Modern technology has the potential to make cities smarter and more sustainable. Smart applications can read data from multiple sensors, use location services and weather data, and even integrate with city oﬃcial data to provide real-time insights that can help cities become more eﬃcient and environmentally friendly. For example, smart applications can holistically monitor energy consumption and subsequently identify opportunities for conservation, collect information on waste generation and disposal, manage water resources, prevent pollution, and provide real-time information to residents about environmental conditions. Smart applications will help cities reduce their environmental impact and improve the quality of life for their residents. By providing users with rewards for making sustainable choices, smart applications can further incentivize people to contribute to their cities. In addition to the aforementioned benefits, these applications can also help to build trust between city oﬃcials and residents. By harnessing the power of data and technology, cities can become more eﬃcient, environmentally friendly, and livable for their residents. The new application of this concept is SaaS: Smart Applications As Service.

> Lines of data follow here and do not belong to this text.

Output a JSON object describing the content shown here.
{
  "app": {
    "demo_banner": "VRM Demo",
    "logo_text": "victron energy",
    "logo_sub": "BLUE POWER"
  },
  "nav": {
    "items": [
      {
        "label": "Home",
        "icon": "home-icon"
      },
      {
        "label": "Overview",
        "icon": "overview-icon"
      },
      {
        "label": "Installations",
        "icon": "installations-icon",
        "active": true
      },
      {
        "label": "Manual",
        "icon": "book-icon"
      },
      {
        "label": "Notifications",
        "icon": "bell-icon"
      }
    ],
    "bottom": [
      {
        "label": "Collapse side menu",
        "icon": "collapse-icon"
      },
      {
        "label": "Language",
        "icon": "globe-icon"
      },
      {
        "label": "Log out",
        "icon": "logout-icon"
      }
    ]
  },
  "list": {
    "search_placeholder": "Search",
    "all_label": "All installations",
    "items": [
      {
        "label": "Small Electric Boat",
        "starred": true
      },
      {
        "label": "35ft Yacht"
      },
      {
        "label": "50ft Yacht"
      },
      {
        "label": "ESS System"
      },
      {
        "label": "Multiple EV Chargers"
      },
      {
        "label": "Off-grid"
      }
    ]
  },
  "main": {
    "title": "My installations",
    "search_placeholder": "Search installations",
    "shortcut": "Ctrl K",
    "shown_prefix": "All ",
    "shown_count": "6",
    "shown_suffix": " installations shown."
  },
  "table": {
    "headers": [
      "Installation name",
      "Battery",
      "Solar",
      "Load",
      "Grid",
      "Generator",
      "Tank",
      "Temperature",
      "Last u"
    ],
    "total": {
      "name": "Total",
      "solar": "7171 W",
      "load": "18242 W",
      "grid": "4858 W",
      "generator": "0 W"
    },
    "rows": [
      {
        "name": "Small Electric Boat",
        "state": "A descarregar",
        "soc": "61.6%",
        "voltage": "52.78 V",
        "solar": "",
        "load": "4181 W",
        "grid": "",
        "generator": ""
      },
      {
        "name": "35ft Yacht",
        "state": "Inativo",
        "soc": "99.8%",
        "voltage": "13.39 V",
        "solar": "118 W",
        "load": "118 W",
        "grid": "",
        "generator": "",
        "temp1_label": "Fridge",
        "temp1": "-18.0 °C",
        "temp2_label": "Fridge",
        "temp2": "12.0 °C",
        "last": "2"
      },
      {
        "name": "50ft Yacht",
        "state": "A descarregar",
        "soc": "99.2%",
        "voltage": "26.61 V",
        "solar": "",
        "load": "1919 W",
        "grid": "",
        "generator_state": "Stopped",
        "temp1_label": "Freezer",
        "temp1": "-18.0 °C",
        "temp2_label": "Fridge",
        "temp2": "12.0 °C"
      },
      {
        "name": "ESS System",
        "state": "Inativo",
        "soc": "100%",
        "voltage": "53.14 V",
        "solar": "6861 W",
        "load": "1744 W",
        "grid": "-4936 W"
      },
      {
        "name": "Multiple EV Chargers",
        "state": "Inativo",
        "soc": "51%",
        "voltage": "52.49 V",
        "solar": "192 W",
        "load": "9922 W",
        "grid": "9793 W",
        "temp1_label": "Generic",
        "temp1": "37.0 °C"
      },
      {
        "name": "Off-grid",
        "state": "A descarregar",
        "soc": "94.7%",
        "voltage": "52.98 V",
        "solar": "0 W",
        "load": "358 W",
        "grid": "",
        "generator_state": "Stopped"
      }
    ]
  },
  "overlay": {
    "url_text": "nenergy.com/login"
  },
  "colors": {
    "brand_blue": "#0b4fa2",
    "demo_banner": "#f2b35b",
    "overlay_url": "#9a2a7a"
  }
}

Written by A. Gandhimathinathan
Exploring the transformative potential of Artificial Intelligence (AI) in revolutionizing waste management systems for enhanced sustainability, resource efficiency, and environmental preservation, this study delves into the innovative applications of AI technologies in waste collection, sorting, recycling, and overall waste optimization. Furthermore, it also highlights the pressing challenges posed by mounting waste generation, limited landfill space, and environmental pollution. This article emphasizes the urgent need for smarter waste management solutions to mitigate the adverse impacts on the planet and on human health. To address this, we introduce AI's significant contributions to waste collection. AI-driven systems enable real-time data analysis from sensors and smart bins, predicting waste levels and optimizing collection routes. This dynamic approach reduces fuel consumption, minimizes carbon emissions, and enhances overall waste collection efficiency.
Written by Balázs Barta, Márton Barta, and Tamás Gyulai
The European Union is guiding cities towards a more strategic approach to boost their competitiveness in the realm of digitalization. One of the initiatives that spearheaded this shift was the Intelligent Cities Challenge (ICC), which brought together 136 cities between 2020 and 2022 to achieve smart, socially responsible, and sustainable growth through advanced technologies. The ICC participant city of Szombathely was the only city in Hungary that provided scope for strategic development that emphasized cross-border cooperation and international networking in the development of digital innovation hubs.
Consequently, this paper demonstrates that digital innovation centers can play an important role in the life of a modern city as actors of spatial planning and promoters of responsible innovation, according to EU guidelines and international practice.